REQUIREMENT:
Leave out the pictures, then return the records word for word.

Start of RECORDS TO PROCESS

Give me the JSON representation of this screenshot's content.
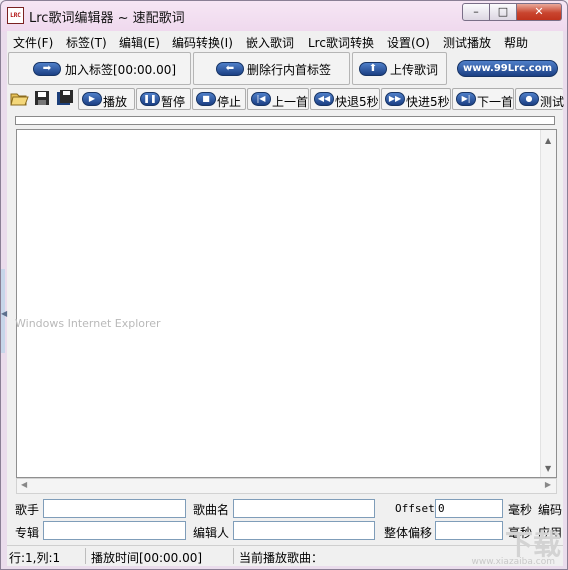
{
  "window": {
    "title": "Lrc歌词编辑器 ~ 速配歌词",
    "icon_text": "LRC",
    "controls": {
      "minimize": "–",
      "maximize": "□",
      "close": "✕"
    }
  },
  "menu": [
    "文件(F)",
    "标签(T)",
    "编辑(E)",
    "编码转换(I)",
    "嵌入歌词",
    "Lrc歌词转换",
    "设置(O)",
    "测试播放",
    "帮助"
  ],
  "bigbar": {
    "add_tag": "加入标签[00:00.00]",
    "delete_tag": "删除行内首标签",
    "upload": "上传歌词",
    "site": "www.99Lrc.com"
  },
  "toolbar": {
    "play": "播放",
    "pause": "暂停",
    "stop": "停止",
    "prev": "上一首",
    "rewind": "快退5秒",
    "forward": "快进5秒",
    "next": "下一首",
    "test": "测试"
  },
  "ghost_text": "Windows Internet Explorer",
  "fields": {
    "artist_label": "歌手",
    "artist_value": "",
    "song_label": "歌曲名",
    "song_value": "",
    "offset_label": "Offset",
    "offset_value": "0",
    "ms_label_1": "毫秒",
    "encode_label": "编码",
    "album_label": "专辑",
    "album_value": "",
    "editor_label": "编辑人",
    "editor_value": "",
    "shift_label": "整体偏移",
    "shift_value": "",
    "ms_label_2": "毫秒",
    "apply_label": "应用"
  },
  "status": {
    "position": "行:1,列:1",
    "play_time": "播放时间[00:00.00]",
    "current_song": "当前播放歌曲："
  },
  "watermark": {
    "text": "下载",
    "sub": "www.xiazaiba.com"
  }
}
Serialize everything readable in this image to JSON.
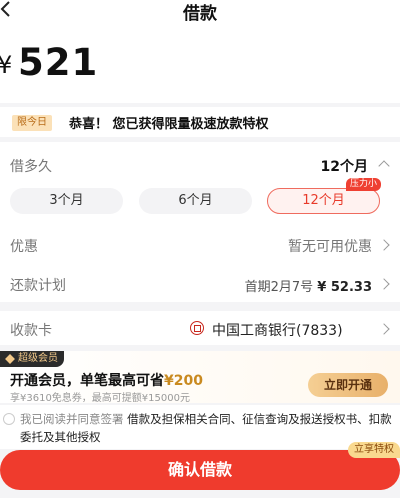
{
  "header": {
    "title": "借款"
  },
  "amount": {
    "currency": "¥",
    "value": "521"
  },
  "promo": {
    "tag": "限今日",
    "text": "恭喜！ 您已获得限量极速放款特权"
  },
  "term": {
    "label": "借多久",
    "selected": "12个月",
    "options": [
      "3个月",
      "6个月",
      "12个月"
    ],
    "badge": "压力小"
  },
  "discount": {
    "label": "优惠",
    "value": "暂无可用优惠"
  },
  "repay": {
    "label": "还款计划",
    "prefix": "首期2月7号 ",
    "value": "¥ 52.33"
  },
  "card": {
    "label": "收款卡",
    "bank": "中国工商银行(7833)"
  },
  "vip": {
    "badge": "超级会员",
    "title_prefix": "开通会员，单笔最高可省",
    "title_price": "¥200",
    "subtitle": "享¥3610免息券，最高可提额¥15000元",
    "button": "立即开通"
  },
  "agreement": {
    "prefix": "我已阅读并同意签署 ",
    "docs": "借款及担保相关合同、征信查询及报送授权书、扣款委托及其他授权"
  },
  "confirm": {
    "label": "确认借款",
    "tag": "立享特权"
  },
  "colors": {
    "primary": "#ef3b2d",
    "gold": "#c98a20"
  }
}
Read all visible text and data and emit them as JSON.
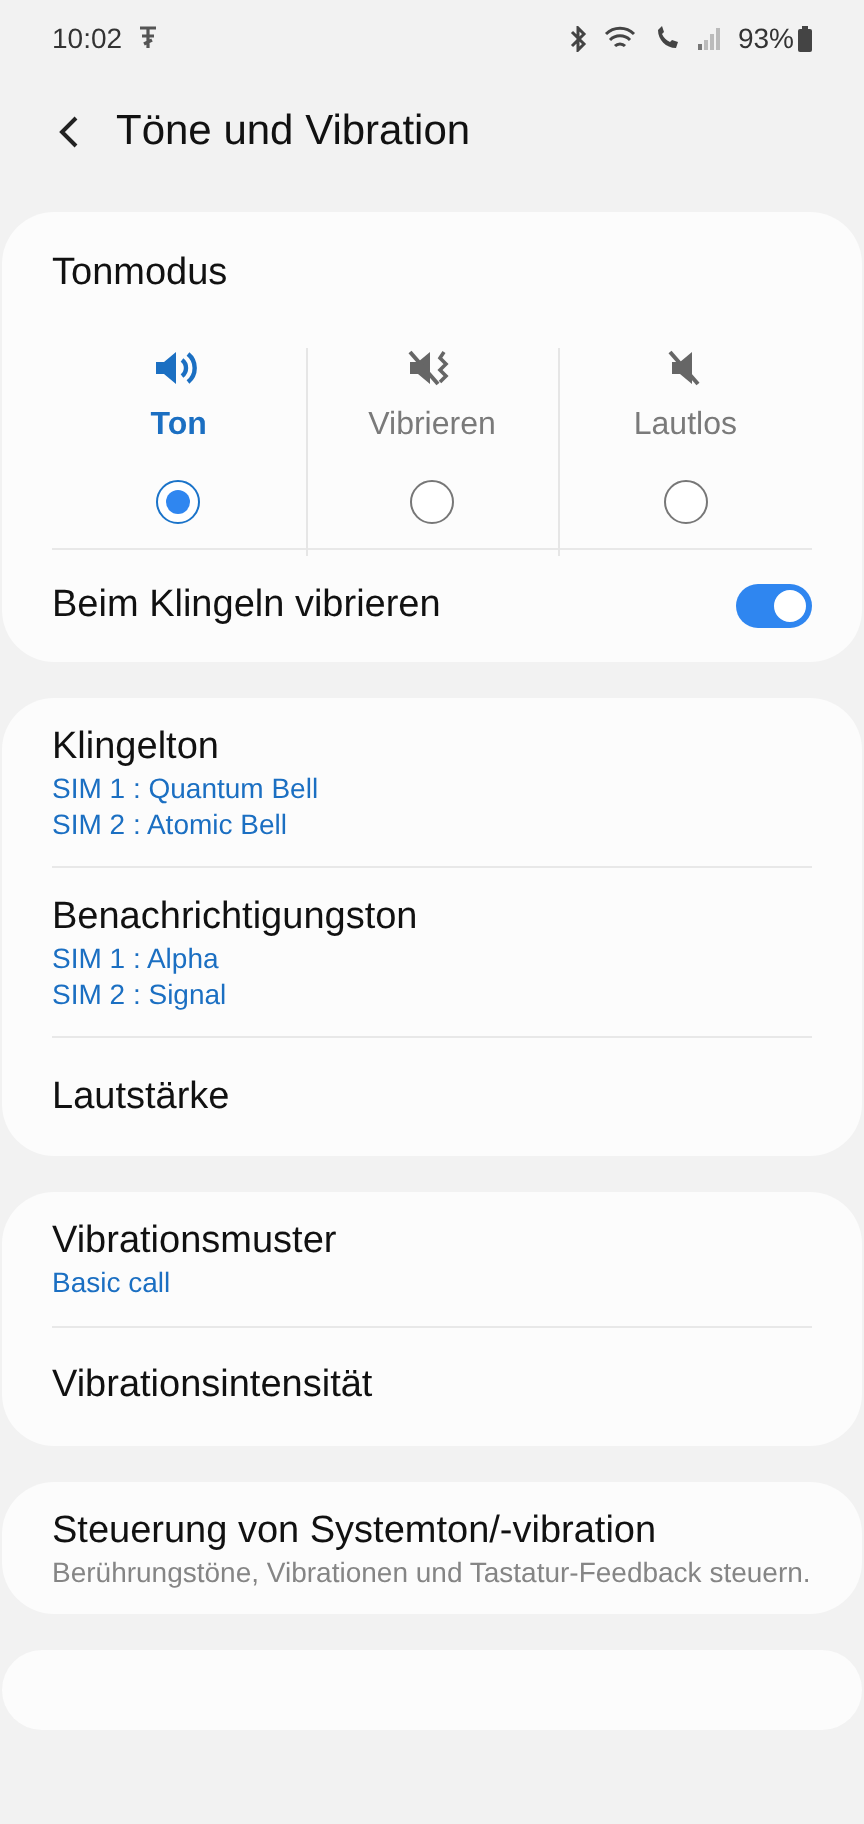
{
  "status_bar": {
    "time": "10:02",
    "battery": "93%"
  },
  "header": {
    "title": "Töne und Vibration"
  },
  "sound_mode": {
    "title": "Tonmodus",
    "options": [
      {
        "kind": "sound",
        "label": "Ton",
        "selected": true
      },
      {
        "kind": "vibrate",
        "label": "Vibrieren",
        "selected": false
      },
      {
        "kind": "mute",
        "label": "Lautlos",
        "selected": false
      }
    ],
    "vibrate_toggle": {
      "label": "Beim Klingeln vibrieren",
      "on": true
    }
  },
  "groups": [
    {
      "items": [
        {
          "title": "Klingelton",
          "subtitles": [
            {
              "kind": "value",
              "text": "SIM 1 : Quantum Bell"
            },
            {
              "kind": "value",
              "text": "SIM 2 : Atomic Bell"
            }
          ]
        },
        {
          "title": "Benachrichtigungston",
          "subtitles": [
            {
              "kind": "value",
              "text": "SIM 1 : Alpha"
            },
            {
              "kind": "value",
              "text": "SIM 2 : Signal"
            }
          ]
        },
        {
          "title": "Lautstärke"
        }
      ]
    },
    {
      "items": [
        {
          "title": "Vibrationsmuster",
          "subtitles": [
            {
              "kind": "value",
              "text": "Basic call"
            }
          ]
        },
        {
          "title": "Vibrationsintensität"
        }
      ]
    },
    {
      "items": [
        {
          "title": "Steuerung von Systemton/-vibration",
          "subtitles": [
            {
              "kind": "description",
              "text": "Berührungstöne, Vibrationen und Tastatur-Feedback steuern."
            }
          ]
        }
      ]
    }
  ]
}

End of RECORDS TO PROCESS

RESULT FOR THIS TASK:
Give me the JSON representation of this screenshot's content.
{
  "window": {
    "title": "Lrc歌词编辑器 ~ 速配歌词",
    "icon_text": "LRC",
    "controls": {
      "minimize": "–",
      "maximize": "□",
      "close": "✕"
    }
  },
  "menu": [
    "文件(F)",
    "标签(T)",
    "编辑(E)",
    "编码转换(I)",
    "嵌入歌词",
    "Lrc歌词转换",
    "设置(O)",
    "测试播放",
    "帮助"
  ],
  "bigbar": {
    "add_tag": "加入标签[00:00.00]",
    "delete_tag": "删除行内首标签",
    "upload": "上传歌词",
    "site": "www.99Lrc.com"
  },
  "toolbar": {
    "play": "播放",
    "pause": "暂停",
    "stop": "停止",
    "prev": "上一首",
    "rewind": "快退5秒",
    "forward": "快进5秒",
    "next": "下一首",
    "test": "测试"
  },
  "ghost_text": "Windows Internet Explorer",
  "fields": {
    "artist_label": "歌手",
    "artist_value": "",
    "song_label": "歌曲名",
    "song_value": "",
    "offset_label": "Offset",
    "offset_value": "0",
    "ms_label_1": "毫秒",
    "encode_label": "编码",
    "album_label": "专辑",
    "album_value": "",
    "editor_label": "编辑人",
    "editor_value": "",
    "shift_label": "整体偏移",
    "shift_value": "",
    "ms_label_2": "毫秒",
    "apply_label": "应用"
  },
  "status": {
    "position": "行:1,列:1",
    "play_time": "播放时间[00:00.00]",
    "current_song": "当前播放歌曲："
  },
  "watermark": {
    "text": "下载",
    "sub": "www.xiazaiba.com"
  }
}
Serialize everything readable in this image to JSON.
{
  "header": {
    "title": "借款"
  },
  "amount": {
    "currency": "¥",
    "value": "521"
  },
  "promo": {
    "tag": "限今日",
    "text": "恭喜！ 您已获得限量极速放款特权"
  },
  "term": {
    "label": "借多久",
    "selected": "12个月",
    "options": [
      "3个月",
      "6个月",
      "12个月"
    ],
    "badge": "压力小"
  },
  "discount": {
    "label": "优惠",
    "value": "暂无可用优惠"
  },
  "repay": {
    "label": "还款计划",
    "prefix": "首期2月7号 ",
    "value": "¥ 52.33"
  },
  "card": {
    "label": "收款卡",
    "bank": "中国工商银行(7833)"
  },
  "vip": {
    "badge": "超级会员",
    "title_prefix": "开通会员，单笔最高可省",
    "title_price": "¥200",
    "subtitle": "享¥3610免息券，最高可提额¥15000元",
    "button": "立即开通"
  },
  "agreement": {
    "prefix": "我已阅读并同意签署 ",
    "docs": "借款及担保相关合同、征信查询及报送授权书、扣款委托及其他授权"
  },
  "confirm": {
    "label": "确认借款",
    "tag": "立享特权"
  },
  "colors": {
    "primary": "#ef3b2d",
    "gold": "#c98a20"
  }
}
Read all visible text and data and emit them as JSON.
{
  "status_bar": {
    "time": "10:02",
    "battery": "93%"
  },
  "header": {
    "title": "Töne und Vibration"
  },
  "sound_mode": {
    "title": "Tonmodus",
    "options": [
      {
        "kind": "sound",
        "label": "Ton",
        "selected": true
      },
      {
        "kind": "vibrate",
        "label": "Vibrieren",
        "selected": false
      },
      {
        "kind": "mute",
        "label": "Lautlos",
        "selected": false
      }
    ],
    "vibrate_toggle": {
      "label": "Beim Klingeln vibrieren",
      "on": true
    }
  },
  "groups": [
    {
      "items": [
        {
          "title": "Klingelton",
          "subtitles": [
            {
              "kind": "value",
              "text": "SIM 1 : Quantum Bell"
            },
            {
              "kind": "value",
              "text": "SIM 2 : Atomic Bell"
            }
          ]
        },
        {
          "title": "Benachrichtigungston",
          "subtitles": [
            {
              "kind": "value",
              "text": "SIM 1 : Alpha"
            },
            {
              "kind": "value",
              "text": "SIM 2 : Signal"
            }
          ]
        },
        {
          "title": "Lautstärke"
        }
      ]
    },
    {
      "items": [
        {
          "title": "Vibrationsmuster",
          "subtitles": [
            {
              "kind": "value",
              "text": "Basic call"
            }
          ]
        },
        {
          "title": "Vibrationsintensität"
        }
      ]
    },
    {
      "items": [
        {
          "title": "Steuerung von Systemton/-vibration",
          "subtitles": [
            {
              "kind": "description",
              "text": "Berührungstöne, Vibrationen und Tastatur-Feedback steuern."
            }
          ]
        }
      ]
    }
  ]
}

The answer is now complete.